#### [PROBLEM TO SOLVE]
With the images removed, repeat the data below exactly.
*** Opening of SUPPLIED ENTRIES ***
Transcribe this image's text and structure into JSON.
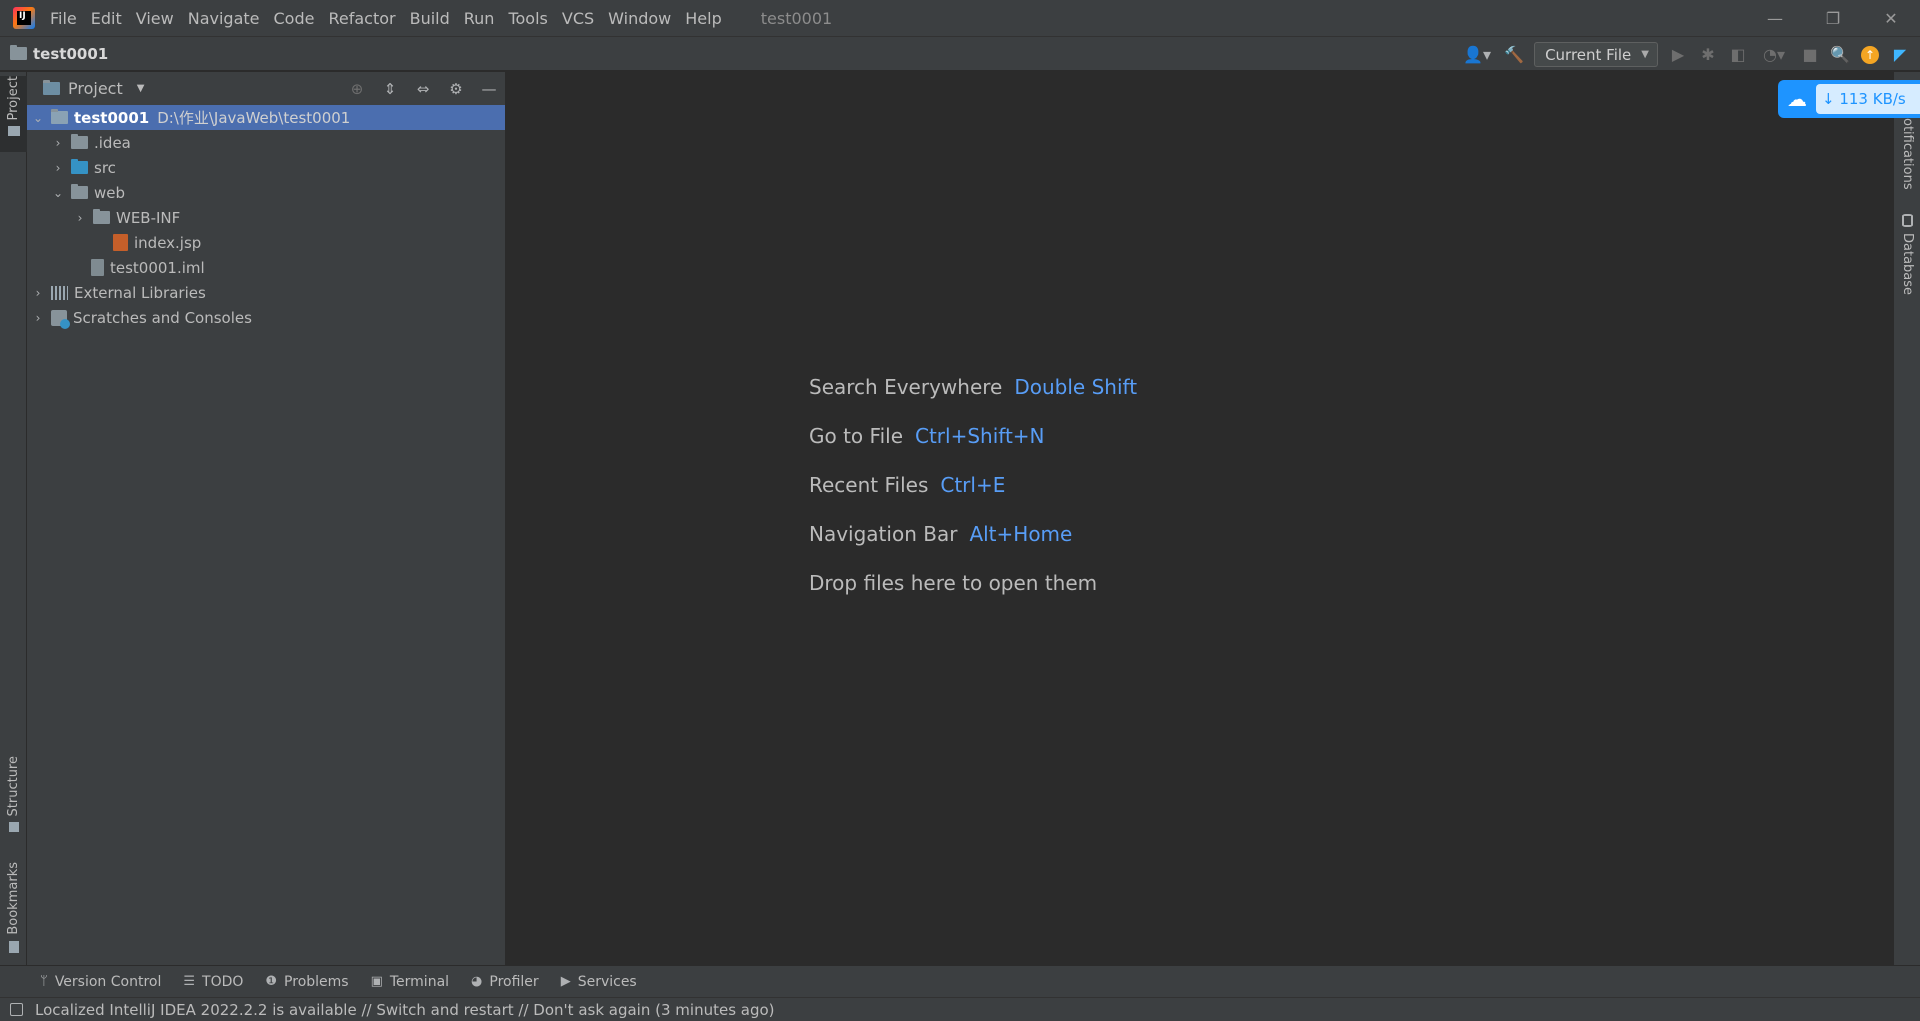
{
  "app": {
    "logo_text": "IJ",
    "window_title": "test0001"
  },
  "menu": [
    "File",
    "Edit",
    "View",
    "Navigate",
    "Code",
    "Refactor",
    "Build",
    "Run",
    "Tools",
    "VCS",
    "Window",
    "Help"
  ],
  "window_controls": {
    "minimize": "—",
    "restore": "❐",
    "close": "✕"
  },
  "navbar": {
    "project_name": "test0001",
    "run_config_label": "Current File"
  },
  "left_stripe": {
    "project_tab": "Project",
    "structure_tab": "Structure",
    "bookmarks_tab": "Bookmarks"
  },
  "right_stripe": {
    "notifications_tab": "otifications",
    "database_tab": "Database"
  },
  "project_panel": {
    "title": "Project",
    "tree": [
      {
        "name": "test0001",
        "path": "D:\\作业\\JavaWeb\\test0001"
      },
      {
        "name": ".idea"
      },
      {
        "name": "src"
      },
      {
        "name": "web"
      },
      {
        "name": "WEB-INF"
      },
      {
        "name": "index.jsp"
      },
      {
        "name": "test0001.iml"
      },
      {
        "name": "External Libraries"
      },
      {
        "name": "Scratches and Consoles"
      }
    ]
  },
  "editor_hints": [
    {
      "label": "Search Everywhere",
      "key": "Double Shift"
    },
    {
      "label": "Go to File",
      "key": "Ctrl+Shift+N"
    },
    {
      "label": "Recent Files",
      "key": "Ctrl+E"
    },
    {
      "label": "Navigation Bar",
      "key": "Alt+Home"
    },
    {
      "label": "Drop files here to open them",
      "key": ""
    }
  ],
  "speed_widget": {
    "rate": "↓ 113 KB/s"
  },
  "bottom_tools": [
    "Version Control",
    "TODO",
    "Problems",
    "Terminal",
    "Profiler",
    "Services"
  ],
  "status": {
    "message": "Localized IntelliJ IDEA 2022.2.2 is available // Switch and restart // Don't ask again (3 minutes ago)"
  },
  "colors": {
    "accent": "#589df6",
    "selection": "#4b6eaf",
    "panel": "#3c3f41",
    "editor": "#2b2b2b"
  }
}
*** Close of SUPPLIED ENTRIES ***
#### [EXERCISE RESPONSE]
Transcribe this image's text and structure into JSON.
{
  "app": {
    "logo_text": "IJ",
    "window_title": "test0001"
  },
  "menu": [
    "File",
    "Edit",
    "View",
    "Navigate",
    "Code",
    "Refactor",
    "Build",
    "Run",
    "Tools",
    "VCS",
    "Window",
    "Help"
  ],
  "window_controls": {
    "minimize": "—",
    "restore": "❐",
    "close": "✕"
  },
  "navbar": {
    "project_name": "test0001",
    "run_config_label": "Current File"
  },
  "left_stripe": {
    "project_tab": "Project",
    "structure_tab": "Structure",
    "bookmarks_tab": "Bookmarks"
  },
  "right_stripe": {
    "notifications_tab": "otifications",
    "database_tab": "Database"
  },
  "project_panel": {
    "title": "Project",
    "tree": [
      {
        "name": "test0001",
        "path": "D:\\作业\\JavaWeb\\test0001"
      },
      {
        "name": ".idea"
      },
      {
        "name": "src"
      },
      {
        "name": "web"
      },
      {
        "name": "WEB-INF"
      },
      {
        "name": "index.jsp"
      },
      {
        "name": "test0001.iml"
      },
      {
        "name": "External Libraries"
      },
      {
        "name": "Scratches and Consoles"
      }
    ]
  },
  "editor_hints": [
    {
      "label": "Search Everywhere",
      "key": "Double Shift"
    },
    {
      "label": "Go to File",
      "key": "Ctrl+Shift+N"
    },
    {
      "label": "Recent Files",
      "key": "Ctrl+E"
    },
    {
      "label": "Navigation Bar",
      "key": "Alt+Home"
    },
    {
      "label": "Drop files here to open them",
      "key": ""
    }
  ],
  "speed_widget": {
    "rate": "↓ 113 KB/s"
  },
  "bottom_tools": [
    "Version Control",
    "TODO",
    "Problems",
    "Terminal",
    "Profiler",
    "Services"
  ],
  "status": {
    "message": "Localized IntelliJ IDEA 2022.2.2 is available // Switch and restart // Don't ask again (3 minutes ago)"
  },
  "colors": {
    "accent": "#589df6",
    "selection": "#4b6eaf",
    "panel": "#3c3f41",
    "editor": "#2b2b2b"
  }
}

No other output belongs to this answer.